“Opioid Analgesic Use and Risk for Invasive Pneumococcal Diseases: A Nested Case–Control Study,” by Dr. Andrew Wiese of Vanderbilt University colleagues, was published in Annals of Internal Medicine March 20.
Nicholas Bakalar summed the study up neatly in the New York Times: “People with invasive pneumonococcal disease disease were 62 percent more likely than those in the control group to be using prescription opioids. The association was strongest for high-potency drugs like oxycodone and for long-acting drugs like fentanyl and methadone.”
Here’s the abstract:
Although certain opioid analgesics have immunosuppressive properties and increase the risk for infections in animals, the clinical effects of prescription opioid use on infection risk among humans are unknown.

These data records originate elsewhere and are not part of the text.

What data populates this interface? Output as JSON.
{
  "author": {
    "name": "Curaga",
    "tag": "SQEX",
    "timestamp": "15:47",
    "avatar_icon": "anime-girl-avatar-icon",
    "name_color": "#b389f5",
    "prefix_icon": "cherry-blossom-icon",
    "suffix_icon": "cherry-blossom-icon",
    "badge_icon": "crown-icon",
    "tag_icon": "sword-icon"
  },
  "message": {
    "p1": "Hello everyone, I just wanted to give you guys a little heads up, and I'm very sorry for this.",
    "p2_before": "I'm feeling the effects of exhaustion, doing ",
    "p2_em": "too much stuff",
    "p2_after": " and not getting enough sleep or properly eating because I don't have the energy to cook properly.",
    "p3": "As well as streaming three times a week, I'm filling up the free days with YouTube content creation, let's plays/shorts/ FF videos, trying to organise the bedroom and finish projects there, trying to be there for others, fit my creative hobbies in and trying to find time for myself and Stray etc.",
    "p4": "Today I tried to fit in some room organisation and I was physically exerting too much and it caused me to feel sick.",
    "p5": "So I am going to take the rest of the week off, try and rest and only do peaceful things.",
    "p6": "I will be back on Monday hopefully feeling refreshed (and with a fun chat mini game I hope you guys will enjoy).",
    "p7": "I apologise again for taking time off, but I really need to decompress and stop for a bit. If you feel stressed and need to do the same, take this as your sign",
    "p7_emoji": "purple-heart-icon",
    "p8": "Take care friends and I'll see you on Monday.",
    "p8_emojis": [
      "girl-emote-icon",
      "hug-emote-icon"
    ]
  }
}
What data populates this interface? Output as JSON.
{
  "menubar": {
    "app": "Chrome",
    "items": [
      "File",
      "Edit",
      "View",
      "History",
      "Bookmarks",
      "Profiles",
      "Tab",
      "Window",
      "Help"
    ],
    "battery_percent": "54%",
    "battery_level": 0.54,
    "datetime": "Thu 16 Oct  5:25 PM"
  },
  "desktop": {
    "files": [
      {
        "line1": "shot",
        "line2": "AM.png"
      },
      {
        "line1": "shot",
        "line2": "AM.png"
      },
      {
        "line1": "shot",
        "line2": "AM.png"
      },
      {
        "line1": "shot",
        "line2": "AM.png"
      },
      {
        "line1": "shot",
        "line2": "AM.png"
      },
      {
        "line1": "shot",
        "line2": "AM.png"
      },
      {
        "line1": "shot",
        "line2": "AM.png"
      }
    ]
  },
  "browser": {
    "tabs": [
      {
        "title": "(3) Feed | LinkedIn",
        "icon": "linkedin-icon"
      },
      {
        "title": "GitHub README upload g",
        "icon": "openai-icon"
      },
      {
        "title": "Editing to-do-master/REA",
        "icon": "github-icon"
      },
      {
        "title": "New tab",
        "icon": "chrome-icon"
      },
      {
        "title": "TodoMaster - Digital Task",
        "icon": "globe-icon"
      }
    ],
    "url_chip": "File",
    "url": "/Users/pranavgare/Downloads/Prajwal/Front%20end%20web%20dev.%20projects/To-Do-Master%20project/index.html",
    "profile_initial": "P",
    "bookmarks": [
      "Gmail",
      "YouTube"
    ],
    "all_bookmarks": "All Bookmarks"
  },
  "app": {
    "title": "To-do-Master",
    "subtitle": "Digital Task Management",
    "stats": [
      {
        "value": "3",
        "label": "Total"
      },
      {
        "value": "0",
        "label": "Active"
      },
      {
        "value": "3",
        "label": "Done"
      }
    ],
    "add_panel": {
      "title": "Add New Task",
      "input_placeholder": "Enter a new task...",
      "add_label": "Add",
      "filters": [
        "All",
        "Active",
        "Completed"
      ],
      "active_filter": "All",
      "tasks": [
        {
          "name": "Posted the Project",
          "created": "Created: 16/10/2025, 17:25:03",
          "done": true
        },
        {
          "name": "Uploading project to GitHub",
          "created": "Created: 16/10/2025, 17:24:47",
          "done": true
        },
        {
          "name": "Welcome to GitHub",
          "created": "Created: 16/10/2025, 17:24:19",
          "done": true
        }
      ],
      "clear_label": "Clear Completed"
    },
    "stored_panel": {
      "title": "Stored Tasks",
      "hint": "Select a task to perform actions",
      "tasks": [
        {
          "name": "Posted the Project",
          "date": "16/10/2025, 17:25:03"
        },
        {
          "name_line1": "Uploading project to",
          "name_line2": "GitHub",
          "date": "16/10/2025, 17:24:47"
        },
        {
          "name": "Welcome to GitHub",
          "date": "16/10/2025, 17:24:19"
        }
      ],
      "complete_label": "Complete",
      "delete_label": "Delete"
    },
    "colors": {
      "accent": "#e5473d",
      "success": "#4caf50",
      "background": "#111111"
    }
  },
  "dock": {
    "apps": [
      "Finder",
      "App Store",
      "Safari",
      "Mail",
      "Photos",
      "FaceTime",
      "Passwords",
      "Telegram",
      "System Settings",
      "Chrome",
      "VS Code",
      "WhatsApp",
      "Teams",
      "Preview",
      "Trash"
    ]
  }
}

To test the hypothesis that prescription opioid use is an independent risk factor for invasive pneumococcal disease (IPD).
Nested case–control study.
Tennessee Medicaid database linked to Medicare and Active Bacterial Core surveillance system databases (1995 to 2014).
1,233 case patients with IPD aged 5 years and older matched to 24,399 control participants by diagnosis date, age, and county of residence.
Opioid use was measured on the basis of pharmacy prescription fills. Invasive pneumococcal disease (IPD) was defined by the isolation of Streptococcus pneumoniae from a normally sterile site. The odds of current opioid use were compared between the case and control groups, accounting for known IPD risk factors. Secondary analyses categorized opioid use by opioid characteristics, applied an IPD risk score to assure comparability between exposure groups, and analyzed pneumonia and nonpneumonia IPD cases separately.
Persons in the case group had greater odds than control participants of being current opioid users (adjusted odds ratio [aOR], 1.62 [95% CI, 1.36 to 1.92]). Associations were strongest for opioids that were long acting (aOR, 1.87 [CI, 1.24 to 2.82]), of high potency (aOR, 1.72 [CI, 1.32 to 2.25]), or were used at high dosages (50 to 90 morphine milligram equivalents [MME]/d: aOR, 1.71 [CI, 1.22 to 2.39]; ≥90 MME/d: aOR, 1.75 [CI, 1.33 to 2.29]). Results were consistent when the IPD risk score was taken into account and pneumonia and nonpneumonia IPD were analyzed separately.
Unmeasured confounding and measurement error, although sensitivity analyses suggested that neither was likely to affect results. Actual opioid use and other nonprescription use (such as illicit opioid use) were not measured.
Opioid use is associated with an increased risk for IPD and represents a novel risk factor for these diseases.
Primary Funding Source:
National Institutes of Health